  • Only on a sale of the company, and the person loses their options if they leave before then ('exit + still working for company')  - also known as an 'Exit Only' scheme, this means option holders will lose all their options (vested and unvested) should they leave before an exit event.
    • Note: EMI options must be exercised within 90 days of an employee leaving (as this counts as a disqualifying event) for that employee to get their EMI tax benefits. This means an exercise rule of 'on sale' ('Exit Only or not) requires an employee to be with the company on an exit to be eligible for EMI tax benefits. 

If you select 'Only on a sale of the company' or 'Only on a sale of the company and the person loses their options if they leave before then' you should skip straight to question 5


2) What is the minimum % of their vested options that an option holder can exercise?

This question refers to the options that your team members have already vested, and not the unvested portion. We recommend setting this to 100%, as this will minimise administrative workload as well as prevent option holders exercising a couple of options, several times. 

3a) How long does an employee have to let you know that they intend to exercise their options?

This is the initial notification phase, whereby option holders will have a set period of time to  let you know if they intend or don't intend to exercise their options. The quicker you know, the faster you can reallocate their unused options to others if they don't plan to exercise them.

3b) How long will an employee have to exercise their options after they leave the company?

Our schemes require option holders to exercise within a certain time frame after they leave the company as exercising (or failing to do so and options lapsing) will impact the share capital. The choices are 45 days, 90 days, 6 months, 1 year and 5 years. 

Points to consider…

  • If an employee on an EMI scheme leaves the company, they have to exercise their vested options within 90 days to get the EMI tax benefits or they be liable for income tax and non-EMI capital gains taxes.   
  • For this reason, many companies chose a 90-day limit to encourage employees to exercise in the timeframe best for everyone.
  • For contractors and those on an Unapproved scheme there's no 90 day limit as this is not a tax advantaged scheme (such as an EMI scheme), so you can give them a much longer grace period. 

4) What types of leavers do you want to describe in the Option Scheme? 

Here you have the choice of choosing between:
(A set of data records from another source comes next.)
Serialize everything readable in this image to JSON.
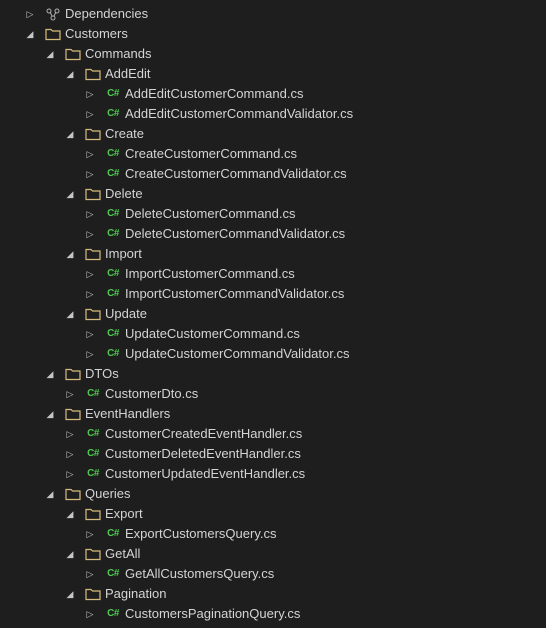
{
  "icons": {
    "dep": "dep",
    "folder": "folder",
    "cs": "cs"
  },
  "arrows": {
    "collapsed": "▷",
    "expanded": "◢"
  },
  "tree": [
    {
      "depth": 0,
      "expand": "collapsed",
      "icon": "dep",
      "label": "Dependencies"
    },
    {
      "depth": 0,
      "expand": "expanded",
      "icon": "folder",
      "label": "Customers"
    },
    {
      "depth": 1,
      "expand": "expanded",
      "icon": "folder",
      "label": "Commands"
    },
    {
      "depth": 2,
      "expand": "expanded",
      "icon": "folder",
      "label": "AddEdit"
    },
    {
      "depth": 3,
      "expand": "collapsed",
      "icon": "cs",
      "label": "AddEditCustomerCommand.cs"
    },
    {
      "depth": 3,
      "expand": "collapsed",
      "icon": "cs",
      "label": "AddEditCustomerCommandValidator.cs"
    },
    {
      "depth": 2,
      "expand": "expanded",
      "icon": "folder",
      "label": "Create"
    },
    {
      "depth": 3,
      "expand": "collapsed",
      "icon": "cs",
      "label": "CreateCustomerCommand.cs"
    },
    {
      "depth": 3,
      "expand": "collapsed",
      "icon": "cs",
      "label": "CreateCustomerCommandValidator.cs"
    },
    {
      "depth": 2,
      "expand": "expanded",
      "icon": "folder",
      "label": "Delete"
    },
    {
      "depth": 3,
      "expand": "collapsed",
      "icon": "cs",
      "label": "DeleteCustomerCommand.cs"
    },
    {
      "depth": 3,
      "expand": "collapsed",
      "icon": "cs",
      "label": "DeleteCustomerCommandValidator.cs"
    },
    {
      "depth": 2,
      "expand": "expanded",
      "icon": "folder",
      "label": "Import"
    },
    {
      "depth": 3,
      "expand": "collapsed",
      "icon": "cs",
      "label": "ImportCustomerCommand.cs"
    },
    {
      "depth": 3,
      "expand": "collapsed",
      "icon": "cs",
      "label": "ImportCustomerCommandValidator.cs"
    },
    {
      "depth": 2,
      "expand": "expanded",
      "icon": "folder",
      "label": "Update"
    },
    {
      "depth": 3,
      "expand": "collapsed",
      "icon": "cs",
      "label": "UpdateCustomerCommand.cs"
    },
    {
      "depth": 3,
      "expand": "collapsed",
      "icon": "cs",
      "label": "UpdateCustomerCommandValidator.cs"
    },
    {
      "depth": 1,
      "expand": "expanded",
      "icon": "folder",
      "label": "DTOs"
    },
    {
      "depth": 2,
      "expand": "collapsed",
      "icon": "cs",
      "label": "CustomerDto.cs"
    },
    {
      "depth": 1,
      "expand": "expanded",
      "icon": "folder",
      "label": "EventHandlers"
    },
    {
      "depth": 2,
      "expand": "collapsed",
      "icon": "cs",
      "label": "CustomerCreatedEventHandler.cs"
    },
    {
      "depth": 2,
      "expand": "collapsed",
      "icon": "cs",
      "label": "CustomerDeletedEventHandler.cs"
    },
    {
      "depth": 2,
      "expand": "collapsed",
      "icon": "cs",
      "label": "CustomerUpdatedEventHandler.cs"
    },
    {
      "depth": 1,
      "expand": "expanded",
      "icon": "folder",
      "label": "Queries"
    },
    {
      "depth": 2,
      "expand": "expanded",
      "icon": "folder",
      "label": "Export"
    },
    {
      "depth": 3,
      "expand": "collapsed",
      "icon": "cs",
      "label": "ExportCustomersQuery.cs"
    },
    {
      "depth": 2,
      "expand": "expanded",
      "icon": "folder",
      "label": "GetAll"
    },
    {
      "depth": 3,
      "expand": "collapsed",
      "icon": "cs",
      "label": "GetAllCustomersQuery.cs"
    },
    {
      "depth": 2,
      "expand": "expanded",
      "icon": "folder",
      "label": "Pagination"
    },
    {
      "depth": 3,
      "expand": "collapsed",
      "icon": "cs",
      "label": "CustomersPaginationQuery.cs"
    }
  ]
}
  • Good and Bad Leavers only
    Bad Leavers are typically those fired for gross negligence/misconduct who would then lose all their options (included those which have vested). Good Leavers are anyone other than Bad Leavers who would keep their vested options but lose their unvested options.
    • We would recommend selecting this for simplicity, as well as how the rules for Good Leavers would also apply equally to Voluntary and Forced Leavers 
  • Good, Bad, Voluntary and Forced Leavers - Forced Leavers are those forced out for no fault of their own and Voluntary are those who leave out of their own choice e.g. to join another company. 

5 & 6) Within how many years of grant will the options have to be exercised? Can the employee exercise their options if there's no company exit by then?

Since EMI Options must be exercisable within 10 years of grant, we would recommend allowing options to become exercisable by then, regardless of whether the employee leaves or if there is no company exit by then. 


Conclusion 

All in all, there are a few considerations to take into account when setting up your Option Scheme on SeedLegals. If you'd like to learn more about the data gathered in this article, you can access a free report gathered from companies on the platform here